A similar cartographic blight afflicts every corner of the post-code welfare state. Maps, diagrams and league tables purport to show geographical differences in hospital waiting times, crime clear-up rates and exam performance. The objective of this zest to quantify is, as ever, not to inform the public but to assist in control.
A map is politics as art. It is supremely, seductively graphic. If a statistic can be plotted on a map, it can be used to praise, blame, en- courage or terrify those who supply and use public services. That the statistics may be misleading is neither here nor there.

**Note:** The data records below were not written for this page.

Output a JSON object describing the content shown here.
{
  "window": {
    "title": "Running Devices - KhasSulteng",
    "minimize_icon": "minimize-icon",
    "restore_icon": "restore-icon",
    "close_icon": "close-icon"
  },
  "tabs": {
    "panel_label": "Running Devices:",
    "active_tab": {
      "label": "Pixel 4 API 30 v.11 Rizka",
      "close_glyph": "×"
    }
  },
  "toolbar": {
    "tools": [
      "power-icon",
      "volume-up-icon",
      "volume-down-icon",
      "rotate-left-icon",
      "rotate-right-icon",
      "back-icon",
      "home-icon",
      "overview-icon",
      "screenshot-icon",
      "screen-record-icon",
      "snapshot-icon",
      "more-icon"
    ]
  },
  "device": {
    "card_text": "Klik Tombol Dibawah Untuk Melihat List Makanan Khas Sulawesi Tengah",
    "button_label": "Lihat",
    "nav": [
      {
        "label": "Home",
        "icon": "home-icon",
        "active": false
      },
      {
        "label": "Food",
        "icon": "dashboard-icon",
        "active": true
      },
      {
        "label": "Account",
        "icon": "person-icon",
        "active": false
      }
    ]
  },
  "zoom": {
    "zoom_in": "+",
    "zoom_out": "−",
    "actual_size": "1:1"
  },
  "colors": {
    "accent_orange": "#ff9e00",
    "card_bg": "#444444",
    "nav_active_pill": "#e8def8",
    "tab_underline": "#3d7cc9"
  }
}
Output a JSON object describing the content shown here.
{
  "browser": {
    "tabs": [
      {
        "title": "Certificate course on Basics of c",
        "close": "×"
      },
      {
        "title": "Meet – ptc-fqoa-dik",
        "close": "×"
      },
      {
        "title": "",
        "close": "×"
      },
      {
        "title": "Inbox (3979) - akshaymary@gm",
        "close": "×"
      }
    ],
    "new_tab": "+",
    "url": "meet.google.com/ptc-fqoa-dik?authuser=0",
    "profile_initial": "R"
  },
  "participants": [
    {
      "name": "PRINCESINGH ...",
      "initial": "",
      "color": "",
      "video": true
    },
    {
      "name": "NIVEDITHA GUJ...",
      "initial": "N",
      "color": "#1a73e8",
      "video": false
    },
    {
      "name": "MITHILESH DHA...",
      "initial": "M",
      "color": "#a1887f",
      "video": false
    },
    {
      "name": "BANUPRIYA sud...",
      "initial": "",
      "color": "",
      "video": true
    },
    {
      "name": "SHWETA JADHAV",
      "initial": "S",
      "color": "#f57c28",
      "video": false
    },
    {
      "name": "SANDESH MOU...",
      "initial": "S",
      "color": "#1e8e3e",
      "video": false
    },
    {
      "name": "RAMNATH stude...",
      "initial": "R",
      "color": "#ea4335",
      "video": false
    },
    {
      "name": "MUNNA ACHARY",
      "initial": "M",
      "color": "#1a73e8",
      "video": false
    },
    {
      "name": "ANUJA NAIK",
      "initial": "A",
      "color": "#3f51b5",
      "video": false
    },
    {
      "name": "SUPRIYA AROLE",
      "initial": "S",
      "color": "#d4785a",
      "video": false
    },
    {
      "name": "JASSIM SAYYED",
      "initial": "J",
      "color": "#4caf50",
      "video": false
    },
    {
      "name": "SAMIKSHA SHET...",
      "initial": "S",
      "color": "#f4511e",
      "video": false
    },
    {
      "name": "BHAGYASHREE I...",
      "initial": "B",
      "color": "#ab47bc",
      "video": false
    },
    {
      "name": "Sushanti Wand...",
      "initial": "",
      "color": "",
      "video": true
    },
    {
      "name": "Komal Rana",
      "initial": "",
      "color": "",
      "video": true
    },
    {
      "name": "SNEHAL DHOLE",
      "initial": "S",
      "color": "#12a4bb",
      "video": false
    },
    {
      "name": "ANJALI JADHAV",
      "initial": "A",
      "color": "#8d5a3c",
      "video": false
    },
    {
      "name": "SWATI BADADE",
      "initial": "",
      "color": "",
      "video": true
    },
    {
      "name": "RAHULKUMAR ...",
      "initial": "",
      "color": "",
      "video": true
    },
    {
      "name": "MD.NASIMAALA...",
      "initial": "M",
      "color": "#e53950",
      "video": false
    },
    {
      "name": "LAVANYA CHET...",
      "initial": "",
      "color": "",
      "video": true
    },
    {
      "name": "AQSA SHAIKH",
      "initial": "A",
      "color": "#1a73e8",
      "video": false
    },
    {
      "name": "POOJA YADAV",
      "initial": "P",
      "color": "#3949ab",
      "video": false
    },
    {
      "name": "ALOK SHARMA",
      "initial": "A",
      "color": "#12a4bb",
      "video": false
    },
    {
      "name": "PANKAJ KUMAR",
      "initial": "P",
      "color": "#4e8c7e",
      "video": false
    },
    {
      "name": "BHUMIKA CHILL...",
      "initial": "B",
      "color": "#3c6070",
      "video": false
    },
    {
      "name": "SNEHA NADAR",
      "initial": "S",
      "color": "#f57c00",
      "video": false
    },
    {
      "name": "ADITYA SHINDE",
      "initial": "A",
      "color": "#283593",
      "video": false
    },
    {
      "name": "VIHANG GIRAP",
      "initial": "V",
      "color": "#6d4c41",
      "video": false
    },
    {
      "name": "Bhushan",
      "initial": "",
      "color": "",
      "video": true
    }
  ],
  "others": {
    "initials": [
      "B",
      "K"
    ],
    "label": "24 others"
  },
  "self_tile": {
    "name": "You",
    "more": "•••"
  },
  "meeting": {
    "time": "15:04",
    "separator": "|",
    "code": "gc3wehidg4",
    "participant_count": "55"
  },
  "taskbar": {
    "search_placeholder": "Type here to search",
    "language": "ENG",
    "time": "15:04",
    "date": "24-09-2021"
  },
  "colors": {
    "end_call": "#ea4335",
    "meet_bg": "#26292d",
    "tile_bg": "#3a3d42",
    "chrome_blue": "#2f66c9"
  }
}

Post-code variations in welfare must be eliminated. Only when the map of Britain is a uniform shade of grey will a blessed equality have been achieved and Whitehall rest content.
Nothing better illustrates the yearning for truth than a map. The 15th-century rediscovery of Ptolemy set free the Renaissance imagination from 1,000 years of church dogma. The Earth was indeed a sphere and Jerusalem was not at its centre. Mapping made scientific discovery accessible to all. It shrank reality. The shrinkage meant editing, which meant distortion. But the cartographer was trusted because he had a monopoly on truth. Who cared, when such a dazzling window on the world was thrown open? Maps are indispensable. But each has its hidden agenda. It is selling a by-pass or excusing a bomber, allowing a tower block or defending a budget. Those who put their faith in maps must always be on guard. I notice that this exhibition, most unusually, has no catalogue, no guide, no map. When it closes, its subversive message will evaporate. I wonder why.
Copyright 2001 Times Newspapers Ltd.